— WALTER RIEDEL,

Victoria

He also ran

In your Jan. 3 issue I read with considerable interest your article Images of '82, Deaths. I was really shocked to notice that you included Harry Jerome as Canada’s medal-winning sprinter and yet neglected to include Percy Williams. Percy also died in 1982.1 believe Harry Jerome deserves mention, but if only one Canadian sprinter is to be named, the proper choice would be Percy Williams. Percy was a Canadian doublegold-medallist sprinter with the 1928 Olympics. Surely someone must have neglected to do his homework.

—CLIVE CAMPBELL, Vancouver

Acknowledging the wrong

Your article Seeking Redress for the Wrong (Canada, Jan. 17) was revealing. Germany liquidated the Jews in the

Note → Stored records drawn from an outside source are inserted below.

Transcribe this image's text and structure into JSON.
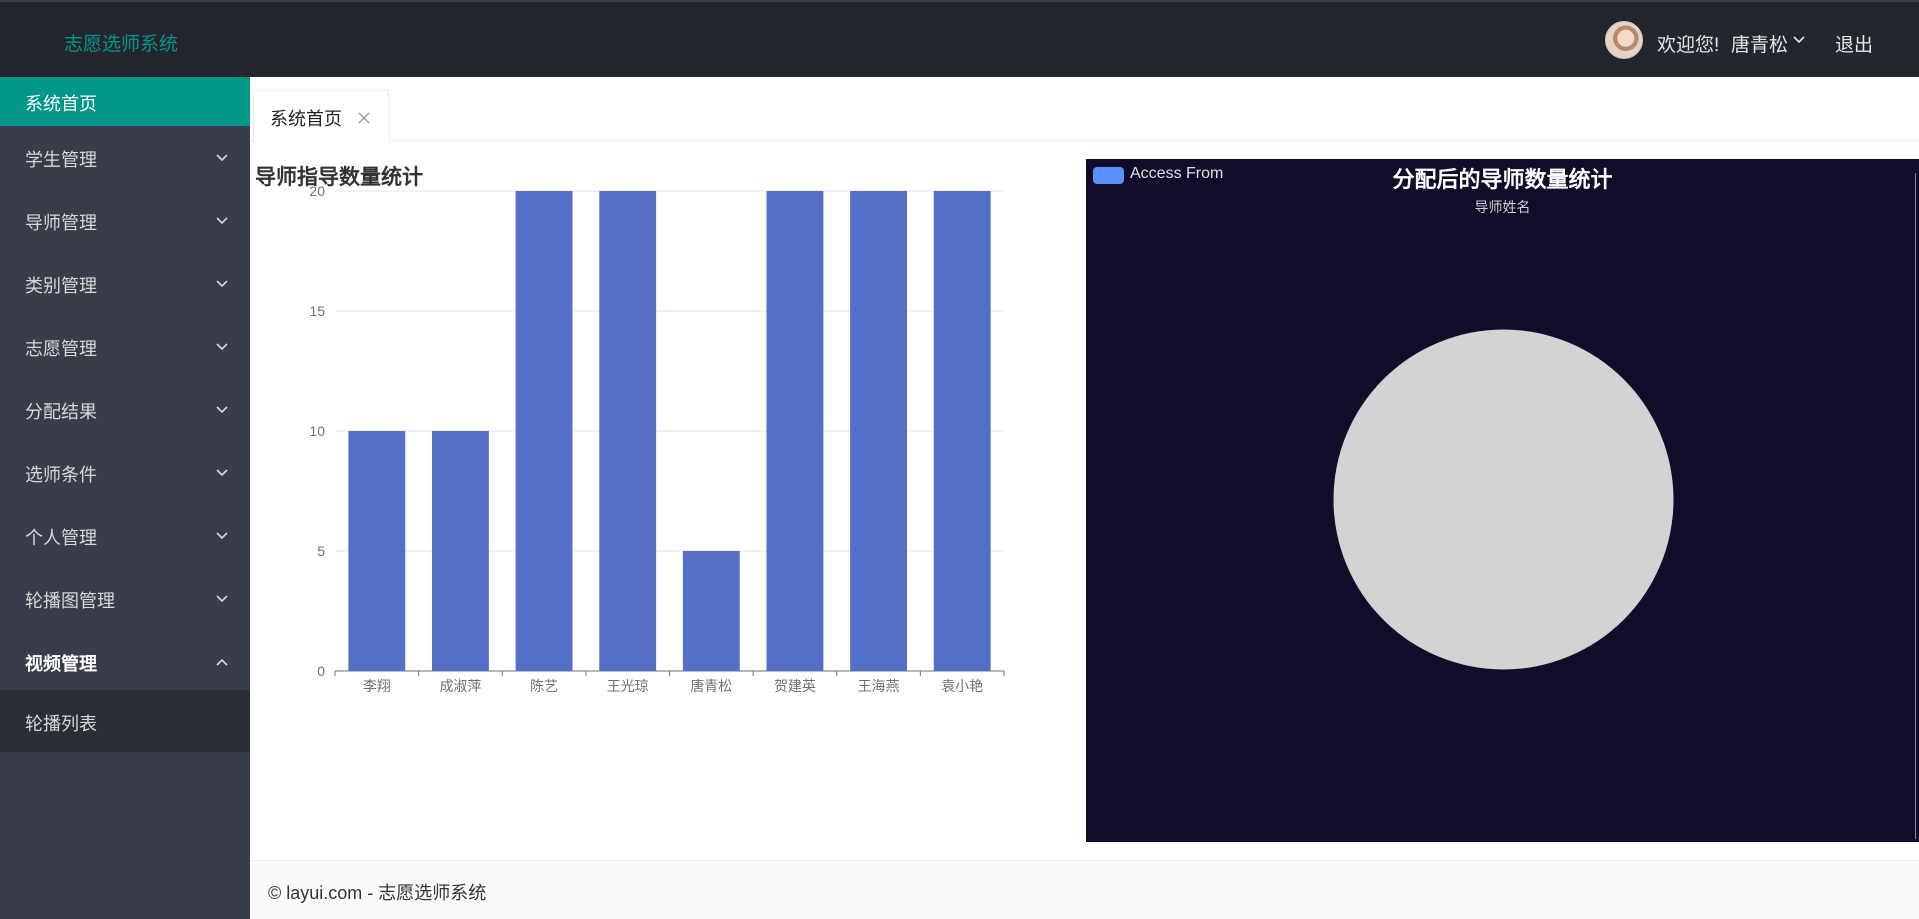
{
  "header": {
    "app_title": "志愿选师系统",
    "welcome": "欢迎您!",
    "user_name": "唐青松",
    "logout": "退出"
  },
  "sidebar": {
    "home": "系统首页",
    "items": [
      {
        "label": "学生管理",
        "expanded": false
      },
      {
        "label": "导师管理",
        "expanded": false
      },
      {
        "label": "类别管理",
        "expanded": false
      },
      {
        "label": "志愿管理",
        "expanded": false
      },
      {
        "label": "分配结果",
        "expanded": false
      },
      {
        "label": "选师条件",
        "expanded": false
      },
      {
        "label": "个人管理",
        "expanded": false
      },
      {
        "label": "轮播图管理",
        "expanded": false
      },
      {
        "label": "视频管理",
        "expanded": true
      }
    ],
    "sub_item": "轮播列表"
  },
  "tabs": [
    {
      "label": "系统首页"
    }
  ],
  "left_chart": {
    "title": "导师指导数量统计"
  },
  "right_chart": {
    "title": "分配后的导师数量统计",
    "subtitle": "导师姓名",
    "legend": "Access From",
    "background": "#110c2a",
    "legend_color": "#5b8ff9",
    "pie_color": "#d3d3d3"
  },
  "footer": {
    "text": "© layui.com - 志愿选师系统"
  },
  "colors": {
    "accent": "#009688",
    "bar": "#5470c6",
    "header_bg": "#23262e",
    "sidebar_bg": "#393d49"
  },
  "chart_data": [
    {
      "type": "bar",
      "title": "导师指导数量统计",
      "categories": [
        "李翔",
        "成淑萍",
        "陈艺",
        "王光琼",
        "唐青松",
        "贺建英",
        "王海燕",
        "袁小艳"
      ],
      "values": [
        10,
        10,
        20,
        20,
        5,
        20,
        20,
        20
      ],
      "ylim": [
        0,
        20
      ],
      "yticks": [
        0,
        5,
        10,
        15,
        20
      ],
      "grid": true
    },
    {
      "type": "pie",
      "title": "分配后的导师数量统计",
      "subtitle": "导师姓名",
      "legend": [
        "Access From"
      ],
      "legend_position": "top-left",
      "slices": []
    }
  ]
}
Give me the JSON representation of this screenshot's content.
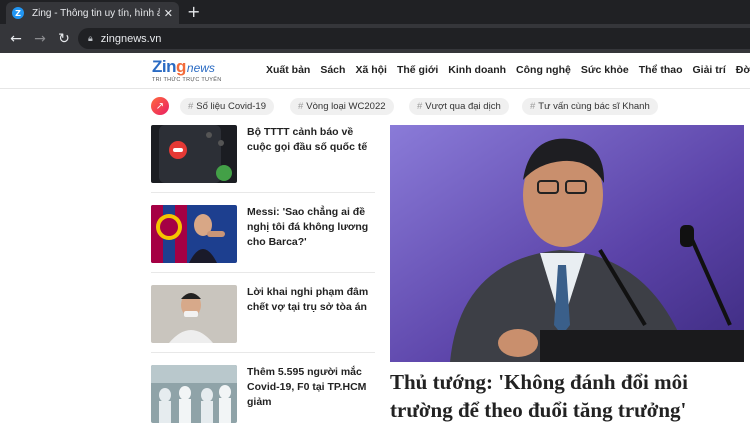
{
  "browser": {
    "tab_title": "Zing - Thông tin uy tín, hình ảnh",
    "favicon_letter": "Z",
    "url": "zingnews.vn"
  },
  "site": {
    "logo_text": "Zing",
    "logo_suffix": "news",
    "tagline": "TRI THỨC TRỰC TUYẾN",
    "menu": [
      "Xuất bản",
      "Sách",
      "Xã hội",
      "Thế giới",
      "Kinh doanh",
      "Công nghệ",
      "Sức khỏe",
      "Thể thao",
      "Giải trí",
      "Đời"
    ]
  },
  "trending": [
    "Số liệu Covid-19",
    "Vòng loại WC2022",
    "Vượt qua đại dịch",
    "Tư vấn cùng bác sĩ Khanh"
  ],
  "articles": [
    {
      "title": "Bộ TTTT cảnh báo về cuộc gọi đầu số quốc tế"
    },
    {
      "title": "Messi: 'Sao chẳng ai đề nghị tôi đá không lương cho Barca?'"
    },
    {
      "title": "Lời khai nghi phạm đâm chết vợ tại trụ sở tòa án"
    },
    {
      "title": "Thêm 5.595 người mắc Covid-19, F0 tại TP.HCM giảm"
    }
  ],
  "feature": {
    "title": "Thủ tướng: 'Không đánh đổi môi trường để theo đuổi tăng trưởng'"
  },
  "colors": {
    "accent_blue": "#2a6bc3",
    "accent_orange": "#f26b3a"
  }
}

Second World War. Our treatment of Japanese Canadians in British Columbia was very similar. As a veteran, I feel compelled to hang my head in shame when I think of comrades like George Yasuzo Shoji who were classified as enemy aliens after fighting for Canada, the land of their birth, in the First World War. If a royal commission will acknowledge this terrible wrong, let us get on with it immediately.

— DON GANDIER, Thunder Bay, Ont.

Transforming tough times

It is indeed heartening to read the declaration by the Catholic bishops on the applications of social justice to our economic system (The Bishops Start a Row, Religion, Jan. 17). All of us are asked to participate by becoming involved in our communities, to change the situation ourselves, instead of waiting for the government or business to change it for us. As times get tougher, Canadians need such encouragement to understand and transform our society into a more caring one. — AIDEEN LYDON,

Victoria

Letters are edited and may be condensed. Writers should supply name, address and telephone number. Mail correspondence to: Letters to the Editor, Maclean’s magazine, 181 University Ave., Toronto, Ont., M5W1A7.